## Exercise requirements:
Write each line out exactly, from the one containing "Decode this image" through the final line of the data, and keep pictures out of the copy.

(Excerpts from an interface dataset)
════════════════════
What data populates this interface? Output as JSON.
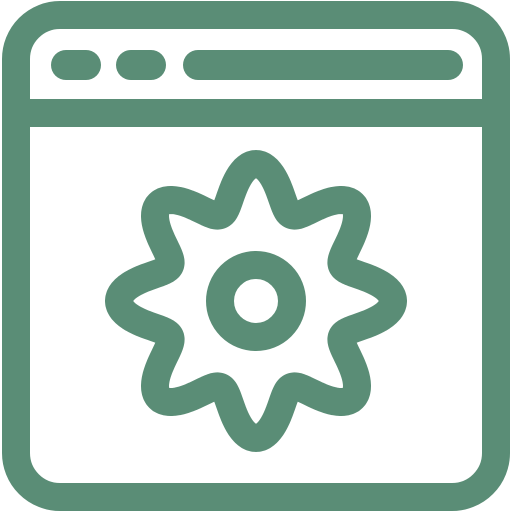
{
  "icon": {
    "name": "browser-settings-icon",
    "parts": [
      "window-frame-icon",
      "title-bar-dots-icon",
      "address-bar-icon",
      "gear-icon"
    ]
  },
  "colors": {
    "stroke": "#5a8d76",
    "background": "#ffffff"
  }
}
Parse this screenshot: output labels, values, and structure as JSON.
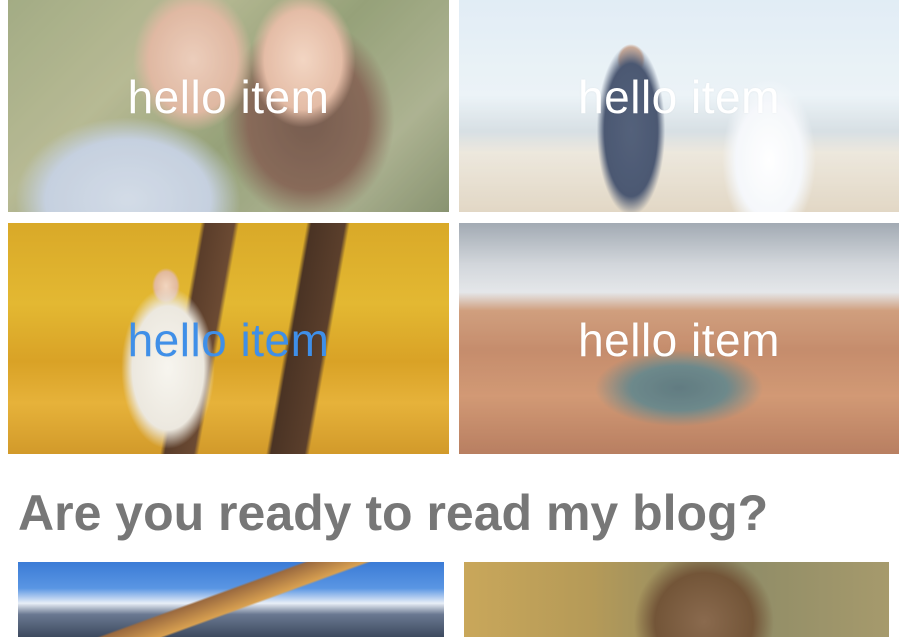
{
  "gallery": {
    "items": [
      {
        "caption": "hello item",
        "image": "couple-embracing-photo"
      },
      {
        "caption": "hello item",
        "image": "bride-groom-beach-photo"
      },
      {
        "caption": "hello item",
        "image": "bride-autumn-bench-photo"
      },
      {
        "caption": "hello item",
        "image": "canyon-river-bend-photo"
      }
    ],
    "highlight_caption_color": "#3f8fe8",
    "caption_color": "#ffffff"
  },
  "blog": {
    "heading": "Are you ready to read my blog?",
    "heading_color": "#777777",
    "cards": [
      {
        "image": "mountain-lake-photo"
      },
      {
        "image": "bear-cub-photo"
      }
    ]
  }
}
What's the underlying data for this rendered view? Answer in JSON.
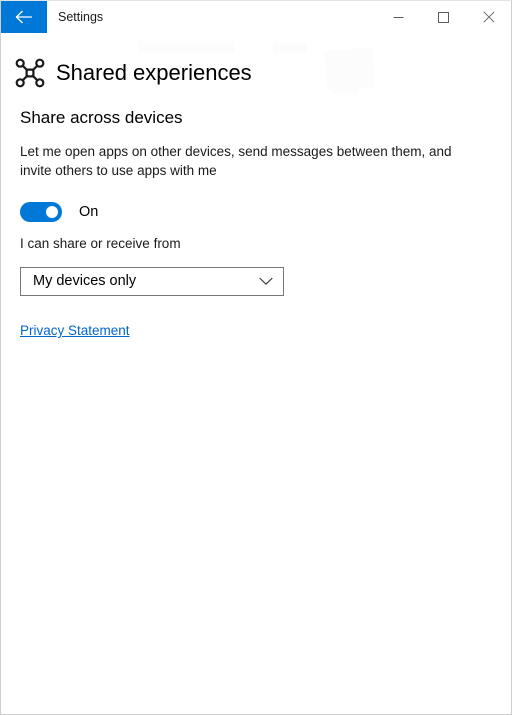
{
  "window": {
    "title": "Settings",
    "back_icon": "back-arrow-icon",
    "controls": {
      "minimize": "minimize-icon",
      "maximize": "maximize-icon",
      "close": "close-icon"
    }
  },
  "header": {
    "icon": "shared-experiences-hub-icon",
    "title": "Shared experiences"
  },
  "main": {
    "section_heading": "Share across devices",
    "section_description": "Let me open apps on other devices, send messages between them, and invite others to use apps with me",
    "toggle": {
      "state_label": "On",
      "checked": true
    },
    "dropdown_label": "I can share or receive from",
    "dropdown": {
      "value": "My devices only",
      "chevron_icon": "chevron-down-icon"
    },
    "privacy_link": "Privacy Statement"
  },
  "colors": {
    "accent": "#0078d7",
    "link": "#0066cc",
    "text": "#000000",
    "border": "#767676",
    "window_border": "#cfcfcf"
  }
}
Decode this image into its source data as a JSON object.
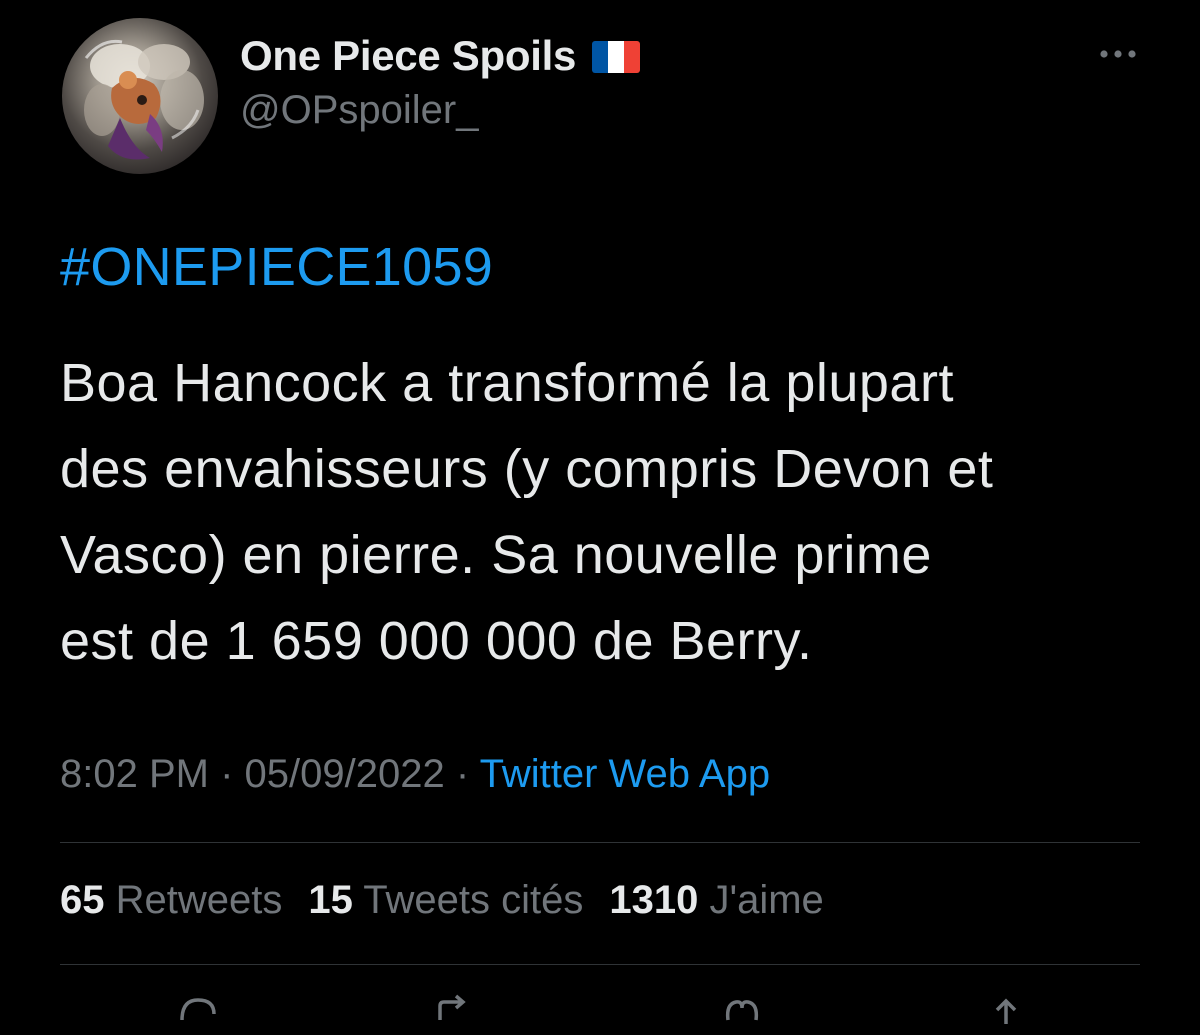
{
  "author": {
    "display_name": "One Piece Spoils",
    "handle": "@OPspoiler_",
    "flag": [
      "#0055a4",
      "#ffffff",
      "#ef4135"
    ]
  },
  "tweet": {
    "hashtag": "#ONEPIECE1059",
    "text_lines": [
      "Boa Hancock a transformé la plupart",
      "des envahisseurs (y compris Devon et",
      "Vasco) en pierre. Sa nouvelle prime",
      "est de 1 659 000 000 de Berry."
    ],
    "time": "8:02 PM",
    "date": "05/09/2022",
    "separator": "·",
    "source": "Twitter Web App"
  },
  "stats": {
    "retweets_count": "65",
    "retweets_label": "Retweets",
    "quotes_count": "15",
    "quotes_label": "Tweets cités",
    "likes_count": "1310",
    "likes_label": "J'aime"
  },
  "icons": {
    "more": "more-icon",
    "reply": "reply-icon",
    "retweet": "retweet-icon",
    "like": "like-icon",
    "share": "share-icon"
  },
  "colors": {
    "background": "#000000",
    "text": "#e7e9ea",
    "muted": "#71767b",
    "link": "#1d9bf0",
    "divider": "#2f3336"
  }
}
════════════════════
## Output of the task:
Decode this image into its source data as a JSON object.
{
  "author": {
    "display_name": "One Piece Spoils",
    "handle": "@OPspoiler_",
    "flag": [
      "#0055a4",
      "#ffffff",
      "#ef4135"
    ]
  },
  "tweet": {
    "hashtag": "#ONEPIECE1059",
    "text_lines": [
      "Boa Hancock a transformé la plupart",
      "des envahisseurs (y compris Devon et",
      "Vasco) en pierre. Sa nouvelle prime",
      "est de 1 659 000 000 de Berry."
    ],
    "time": "8:02 PM",
    "date": "05/09/2022",
    "separator": "·",
    "source": "Twitter Web App"
  },
  "stats": {
    "retweets_count": "65",
    "retweets_label": "Retweets",
    "quotes_count": "15",
    "quotes_label": "Tweets cités",
    "likes_count": "1310",
    "likes_label": "J'aime"
  },
  "icons": {
    "more": "more-icon",
    "reply": "reply-icon",
    "retweet": "retweet-icon",
    "like": "like-icon",
    "share": "share-icon"
  },
  "colors": {
    "background": "#000000",
    "text": "#e7e9ea",
    "muted": "#71767b",
    "link": "#1d9bf0",
    "divider": "#2f3336"
  }
}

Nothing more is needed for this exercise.